* _EXERCISE DESCRIPTION_:
Return every line of the listing, exactly as it reads.

* _MATERIAL FOR THE TASK_:

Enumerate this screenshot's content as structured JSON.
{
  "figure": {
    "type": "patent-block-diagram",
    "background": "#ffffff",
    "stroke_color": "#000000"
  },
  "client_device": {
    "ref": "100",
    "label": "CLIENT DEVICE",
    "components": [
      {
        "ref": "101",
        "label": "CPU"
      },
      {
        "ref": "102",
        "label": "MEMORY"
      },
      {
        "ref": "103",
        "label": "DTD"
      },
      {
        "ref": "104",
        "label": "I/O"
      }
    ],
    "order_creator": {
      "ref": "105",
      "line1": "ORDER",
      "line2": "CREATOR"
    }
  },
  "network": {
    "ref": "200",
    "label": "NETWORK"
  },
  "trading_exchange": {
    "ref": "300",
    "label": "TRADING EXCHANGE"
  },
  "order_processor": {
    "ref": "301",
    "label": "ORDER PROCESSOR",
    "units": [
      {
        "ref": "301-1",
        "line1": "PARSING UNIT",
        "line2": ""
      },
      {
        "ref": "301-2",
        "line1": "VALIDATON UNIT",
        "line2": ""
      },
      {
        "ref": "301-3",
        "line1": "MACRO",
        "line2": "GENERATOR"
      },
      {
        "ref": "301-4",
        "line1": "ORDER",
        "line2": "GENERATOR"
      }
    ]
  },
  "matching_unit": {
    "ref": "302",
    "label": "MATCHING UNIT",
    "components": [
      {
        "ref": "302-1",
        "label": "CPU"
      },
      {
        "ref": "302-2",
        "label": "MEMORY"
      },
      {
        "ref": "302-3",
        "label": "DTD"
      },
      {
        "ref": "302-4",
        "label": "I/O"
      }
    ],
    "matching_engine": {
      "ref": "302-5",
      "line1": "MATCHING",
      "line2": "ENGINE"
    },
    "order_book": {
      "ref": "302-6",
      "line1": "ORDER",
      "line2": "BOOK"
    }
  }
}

* _RESULT FOR THIS EXERCISE_:
Enumerate this screenshot's content as structured JSON.
{
  "figure": {
    "type": "patent-block-diagram",
    "background": "#ffffff",
    "stroke_color": "#000000"
  },
  "client_device": {
    "ref": "100",
    "label": "CLIENT DEVICE",
    "components": [
      {
        "ref": "101",
        "label": "CPU"
      },
      {
        "ref": "102",
        "label": "MEMORY"
      },
      {
        "ref": "103",
        "label": "DTD"
      },
      {
        "ref": "104",
        "label": "I/O"
      }
    ],
    "order_creator": {
      "ref": "105",
      "line1": "ORDER",
      "line2": "CREATOR"
    }
  },
  "network": {
    "ref": "200",
    "label": "NETWORK"
  },
  "trading_exchange": {
    "ref": "300",
    "label": "TRADING EXCHANGE"
  },
  "order_processor": {
    "ref": "301",
    "label": "ORDER PROCESSOR",
    "units": [
      {
        "ref": "301-1",
        "line1": "PARSING UNIT",
        "line2": ""
      },
      {
        "ref": "301-2",
        "line1": "VALIDATON UNIT",
        "line2": ""
      },
      {
        "ref": "301-3",
        "line1": "MACRO",
        "line2": "GENERATOR"
      },
      {
        "ref": "301-4",
        "line1": "ORDER",
        "line2": "GENERATOR"
      }
    ]
  },
  "matching_unit": {
    "ref": "302",
    "label": "MATCHING UNIT",
    "components": [
      {
        "ref": "302-1",
        "label": "CPU"
      },
      {
        "ref": "302-2",
        "label": "MEMORY"
      },
      {
        "ref": "302-3",
        "label": "DTD"
      },
      {
        "ref": "302-4",
        "label": "I/O"
      }
    ],
    "matching_engine": {
      "ref": "302-5",
      "line1": "MATCHING",
      "line2": "ENGINE"
    },
    "order_book": {
      "ref": "302-6",
      "line1": "ORDER",
      "line2": "BOOK"
    }
  }
}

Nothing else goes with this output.